Most Recent Articles In Designer and Luxury
Latest Designer and Luxury Articles
- PETA Confronts Hermès CEO Over Exotic Skins
- Karl Lagerfeld Designs Private-Label Brand for Seibu Sogo
- Dior’s English Invasion: London Flagship Crowns Resort Showing
More Articles By
PARIS — Transporting its heritage into new territory, Louis Vuitton is slated to unveil a collection of foldable furniture and travel accessories at the Design Miami fair this week.
This story first appeared in the December 3, 2012 issue of WWD. Subscribe Today.
Dubbed Objets Nomades (“nomadic objects,” in English), the 16 items range from a leather hammock with gold-plated fixtures to a futuristic bell lantern with a solar-powered lamp. They are to be unveiled Tuesday at the Louis Vuitton Miami Design District temporary store and showcased and sold there.
The unit, slated to remain open through mid-2014, also carries leather goods, accessories, footwear and a selection of ready-to-wear for women and men.
Vuitton said the travel objects would be available in the “travel rooms” of some of its boutiques, including New Bond Street in London, Champs-Elysées in Paris, Ometesando in Tokyo, SoHo in New York, Marina Bay in Singapore, Taipei 101 in Taiwan and Plaza 66 in Shanghai.
The French luxury goods brand enlisted major names in industrial design, including Maarten Baas, who created a briefcase-cum-beach chair; Patricia Urquiola, whose stool in leather and aluminum folds and unfolds like a flower, and Nendo’s Oki Sato, whose discovery of a single sheet of leather rolled up in a workshop led him to create a perforated lamp that can be packed up and toted after use.
Christian Liaigre said he wanted the writing desk he designed to be as transportable “as the easels that painters took outdoors in the 19th century. Function was primordial. It had to be light and hardwearing enough to travel around in a Jeep, but look like Louis Vuitton and be the stuff of dreams for collectors of rare furniture.”
Young, undiscovered talents were also tapped for the project, including French design student Perrine Desmons, who created a padlock-shaped bag hanger that keeps purses off floors in restaurants.
Some of the items are still prototypes, while others are to be sold in limited editions or by special order. A sleeping mask that looks like sunglasses by Constance Guisset retails for $425 while a folding, origami-like stool by Atelier Oï, a Swiss firm, goes for $3,650.
Vuitton has been gearing up to the Miami launch by displaying and selling design objects in select boutiques, including a quirky hanging cabinet by celebrated Brazilian designers Fernando and Humberto Campana that made its debut at the company’s new São Paulo unit last October.
Sheathed in black or colorful fringe, the cabinets can bring to mind a melting football, or Cousin Itt from “The Addams Family,” and sell for $51,500 at current exchange. Versions in red and purple sold the night they were unveiled. (In total, there are 12 unique colors.)

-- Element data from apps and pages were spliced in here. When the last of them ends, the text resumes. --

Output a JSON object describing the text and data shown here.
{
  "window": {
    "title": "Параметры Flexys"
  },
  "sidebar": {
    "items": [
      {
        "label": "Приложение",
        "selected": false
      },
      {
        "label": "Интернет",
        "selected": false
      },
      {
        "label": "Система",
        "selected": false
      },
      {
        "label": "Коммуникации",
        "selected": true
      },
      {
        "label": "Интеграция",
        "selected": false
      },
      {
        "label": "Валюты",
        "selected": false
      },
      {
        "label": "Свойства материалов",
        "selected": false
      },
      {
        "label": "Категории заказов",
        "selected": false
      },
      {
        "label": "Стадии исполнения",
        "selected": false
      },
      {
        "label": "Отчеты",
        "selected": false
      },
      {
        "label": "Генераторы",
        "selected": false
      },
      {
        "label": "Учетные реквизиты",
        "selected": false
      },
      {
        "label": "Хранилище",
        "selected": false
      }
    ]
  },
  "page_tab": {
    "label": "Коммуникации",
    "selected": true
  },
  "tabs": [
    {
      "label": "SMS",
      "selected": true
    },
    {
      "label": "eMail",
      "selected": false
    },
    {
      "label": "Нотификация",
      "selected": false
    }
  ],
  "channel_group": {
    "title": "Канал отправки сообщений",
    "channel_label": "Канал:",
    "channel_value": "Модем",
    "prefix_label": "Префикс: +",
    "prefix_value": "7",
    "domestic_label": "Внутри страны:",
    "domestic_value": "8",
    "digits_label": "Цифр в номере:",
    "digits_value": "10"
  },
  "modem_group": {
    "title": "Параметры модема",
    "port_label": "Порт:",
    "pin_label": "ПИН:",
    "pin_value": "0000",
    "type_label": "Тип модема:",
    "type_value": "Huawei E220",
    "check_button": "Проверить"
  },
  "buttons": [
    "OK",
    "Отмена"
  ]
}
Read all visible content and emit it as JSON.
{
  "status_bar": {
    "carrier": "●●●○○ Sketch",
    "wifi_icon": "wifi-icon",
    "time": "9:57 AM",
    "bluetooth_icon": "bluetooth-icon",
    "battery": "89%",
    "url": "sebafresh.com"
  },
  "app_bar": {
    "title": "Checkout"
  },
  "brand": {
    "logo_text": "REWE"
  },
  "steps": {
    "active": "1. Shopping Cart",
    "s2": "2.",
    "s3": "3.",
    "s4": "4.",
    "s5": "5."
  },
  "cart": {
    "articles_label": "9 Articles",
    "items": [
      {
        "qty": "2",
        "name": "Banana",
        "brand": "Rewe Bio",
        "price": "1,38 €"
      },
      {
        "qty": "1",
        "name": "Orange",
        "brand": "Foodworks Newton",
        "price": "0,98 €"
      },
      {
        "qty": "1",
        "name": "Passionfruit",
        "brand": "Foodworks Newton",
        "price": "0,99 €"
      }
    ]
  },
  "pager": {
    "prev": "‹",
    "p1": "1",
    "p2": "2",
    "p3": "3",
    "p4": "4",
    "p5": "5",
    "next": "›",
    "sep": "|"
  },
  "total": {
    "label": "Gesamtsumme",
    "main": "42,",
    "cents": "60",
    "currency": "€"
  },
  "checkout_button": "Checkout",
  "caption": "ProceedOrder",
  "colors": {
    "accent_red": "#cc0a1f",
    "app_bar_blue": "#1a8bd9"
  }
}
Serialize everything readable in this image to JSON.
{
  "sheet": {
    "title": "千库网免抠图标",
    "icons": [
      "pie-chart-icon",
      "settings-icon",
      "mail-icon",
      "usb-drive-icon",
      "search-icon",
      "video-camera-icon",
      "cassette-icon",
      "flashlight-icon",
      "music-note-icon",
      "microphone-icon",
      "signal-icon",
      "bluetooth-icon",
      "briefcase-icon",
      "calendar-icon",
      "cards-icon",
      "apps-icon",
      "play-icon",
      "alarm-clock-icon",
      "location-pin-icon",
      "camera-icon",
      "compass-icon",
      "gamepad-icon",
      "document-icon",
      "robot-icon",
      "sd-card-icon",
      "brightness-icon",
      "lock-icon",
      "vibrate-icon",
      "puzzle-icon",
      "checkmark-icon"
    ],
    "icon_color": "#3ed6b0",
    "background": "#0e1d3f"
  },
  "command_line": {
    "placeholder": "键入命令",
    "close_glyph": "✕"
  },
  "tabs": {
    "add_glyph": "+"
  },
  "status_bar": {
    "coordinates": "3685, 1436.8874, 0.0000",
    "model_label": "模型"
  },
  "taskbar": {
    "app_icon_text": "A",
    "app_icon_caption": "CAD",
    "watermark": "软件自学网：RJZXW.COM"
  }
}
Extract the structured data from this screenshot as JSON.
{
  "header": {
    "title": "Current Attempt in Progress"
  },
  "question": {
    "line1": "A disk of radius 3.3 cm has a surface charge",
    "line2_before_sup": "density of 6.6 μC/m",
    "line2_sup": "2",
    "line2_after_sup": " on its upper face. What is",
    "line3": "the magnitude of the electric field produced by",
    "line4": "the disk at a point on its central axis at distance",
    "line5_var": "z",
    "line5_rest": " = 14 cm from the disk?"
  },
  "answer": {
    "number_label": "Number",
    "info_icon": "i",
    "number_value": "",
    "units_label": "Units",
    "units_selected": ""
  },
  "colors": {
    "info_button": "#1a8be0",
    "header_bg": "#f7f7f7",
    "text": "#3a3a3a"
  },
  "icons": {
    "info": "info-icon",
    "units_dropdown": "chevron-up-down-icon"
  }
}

Founded in 1854 as a packing specialist, Vuitton was best known in the early days for its trunks, including a special-order one that contained a folding cot.